Tetsunori Inoue, Ronnie N. Glud, Henrik Stahl, Andrew Hume

Limnol. Oceanogr. Methods 9:275-287 (2011) | DOI: 10.4319/lom.2011.9.275

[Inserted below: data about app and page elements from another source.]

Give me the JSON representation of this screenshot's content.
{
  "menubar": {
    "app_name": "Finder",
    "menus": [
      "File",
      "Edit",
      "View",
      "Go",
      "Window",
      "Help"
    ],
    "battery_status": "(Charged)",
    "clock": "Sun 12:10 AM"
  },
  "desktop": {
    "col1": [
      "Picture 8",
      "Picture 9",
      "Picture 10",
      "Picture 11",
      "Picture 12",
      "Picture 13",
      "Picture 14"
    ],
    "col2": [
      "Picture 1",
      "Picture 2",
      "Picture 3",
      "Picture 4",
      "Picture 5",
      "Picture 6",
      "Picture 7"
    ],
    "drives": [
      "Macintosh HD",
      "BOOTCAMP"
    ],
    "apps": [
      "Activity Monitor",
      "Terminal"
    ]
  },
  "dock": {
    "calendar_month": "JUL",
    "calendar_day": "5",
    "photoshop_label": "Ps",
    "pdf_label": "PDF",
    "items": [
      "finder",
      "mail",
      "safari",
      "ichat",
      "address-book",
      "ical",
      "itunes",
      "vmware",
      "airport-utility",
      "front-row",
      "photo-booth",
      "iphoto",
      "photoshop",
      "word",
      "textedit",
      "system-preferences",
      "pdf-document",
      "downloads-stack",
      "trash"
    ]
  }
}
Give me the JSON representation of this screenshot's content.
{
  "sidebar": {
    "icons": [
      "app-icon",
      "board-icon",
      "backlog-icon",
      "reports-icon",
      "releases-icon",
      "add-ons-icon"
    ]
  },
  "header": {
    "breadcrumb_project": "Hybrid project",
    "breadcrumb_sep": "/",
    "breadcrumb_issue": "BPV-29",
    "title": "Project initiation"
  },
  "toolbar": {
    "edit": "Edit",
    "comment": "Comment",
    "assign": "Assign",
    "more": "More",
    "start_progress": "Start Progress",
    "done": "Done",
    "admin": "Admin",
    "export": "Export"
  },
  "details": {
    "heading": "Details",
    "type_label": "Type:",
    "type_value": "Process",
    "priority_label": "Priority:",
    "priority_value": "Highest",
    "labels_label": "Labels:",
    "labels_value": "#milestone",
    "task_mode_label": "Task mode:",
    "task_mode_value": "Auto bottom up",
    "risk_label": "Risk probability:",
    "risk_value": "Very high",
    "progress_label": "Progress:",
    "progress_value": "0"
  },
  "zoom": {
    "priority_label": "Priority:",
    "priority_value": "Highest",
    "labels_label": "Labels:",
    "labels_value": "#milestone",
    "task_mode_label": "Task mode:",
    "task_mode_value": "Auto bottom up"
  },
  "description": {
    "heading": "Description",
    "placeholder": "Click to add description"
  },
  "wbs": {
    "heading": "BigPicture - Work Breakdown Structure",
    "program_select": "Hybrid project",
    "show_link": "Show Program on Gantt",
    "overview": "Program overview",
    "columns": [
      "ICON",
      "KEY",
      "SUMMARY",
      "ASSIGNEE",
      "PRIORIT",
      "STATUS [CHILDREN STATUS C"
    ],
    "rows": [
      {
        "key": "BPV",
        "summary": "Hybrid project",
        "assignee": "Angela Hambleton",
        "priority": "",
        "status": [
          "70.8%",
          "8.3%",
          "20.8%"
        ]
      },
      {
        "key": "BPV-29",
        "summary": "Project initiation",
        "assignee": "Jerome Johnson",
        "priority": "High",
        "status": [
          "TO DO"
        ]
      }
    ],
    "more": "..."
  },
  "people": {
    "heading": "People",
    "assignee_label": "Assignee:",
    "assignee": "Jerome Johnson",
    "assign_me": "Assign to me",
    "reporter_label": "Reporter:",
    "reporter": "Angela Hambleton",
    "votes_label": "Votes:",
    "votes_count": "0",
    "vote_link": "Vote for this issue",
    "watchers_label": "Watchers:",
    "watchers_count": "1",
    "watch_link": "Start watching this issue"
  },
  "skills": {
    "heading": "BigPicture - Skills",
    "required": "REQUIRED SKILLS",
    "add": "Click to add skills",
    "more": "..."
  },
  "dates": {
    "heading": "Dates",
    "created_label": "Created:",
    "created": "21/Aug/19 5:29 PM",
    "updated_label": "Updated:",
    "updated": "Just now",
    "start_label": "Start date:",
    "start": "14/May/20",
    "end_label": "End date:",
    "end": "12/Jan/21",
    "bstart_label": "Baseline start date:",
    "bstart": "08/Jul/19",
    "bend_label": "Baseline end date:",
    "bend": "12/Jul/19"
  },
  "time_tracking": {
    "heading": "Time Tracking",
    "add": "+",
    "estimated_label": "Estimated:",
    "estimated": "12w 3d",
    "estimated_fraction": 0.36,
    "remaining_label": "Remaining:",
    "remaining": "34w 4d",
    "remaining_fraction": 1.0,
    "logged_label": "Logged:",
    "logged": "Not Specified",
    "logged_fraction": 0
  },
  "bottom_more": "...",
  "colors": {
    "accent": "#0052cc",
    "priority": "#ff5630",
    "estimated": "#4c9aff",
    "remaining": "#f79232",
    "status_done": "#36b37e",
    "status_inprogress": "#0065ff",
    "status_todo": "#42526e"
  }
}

ABSTRACT: Three approaches, Eddy Correlation (EC), Turbulent Kinetic Energy (TKE), and Inertial Dissipation (ID) methods, were compared to evaluate their potential for estimation of friction velocity in a Scottish sea loch. As an independent assessment parameter, we used simultaneous O2 recordings of the diffusive boundary layer (DBL) that were compared with theoretical distribution as derived from the respective friction velocity estimates. Friction velocities were calculated based on the three approaches using continuously measured turbulent properties, and values estimated by the TKE method were significantly higher than values of the two other approaches. Time series of calculated friction velocity were subsequently employed as input parameters for nonsteady calculations of the O2 distribution within the DBL. The friction velocity is a controlling factor for the eddy diffusivity distribution immediately above the sediment surface and for the DBL thickness, and friction velocity values of the TKE method derived significantly higher theoretical O2 concentration while the EC and the ID approach provided results that were not significantly different. Overall differences from measured O2 concentration in the DBL were 0.2% for the EC method, 9.8% for the TKE method, and 0.7% for the ID method. The results reveal that the EC method appear to be the best approach for estimating friction velocities though not significantly different from the ID method, whereas the TKE method was unreliable at the ~70 m deep, relatively calm study site. This information is important for future research in similar sounds, fjords, and sea-lochs.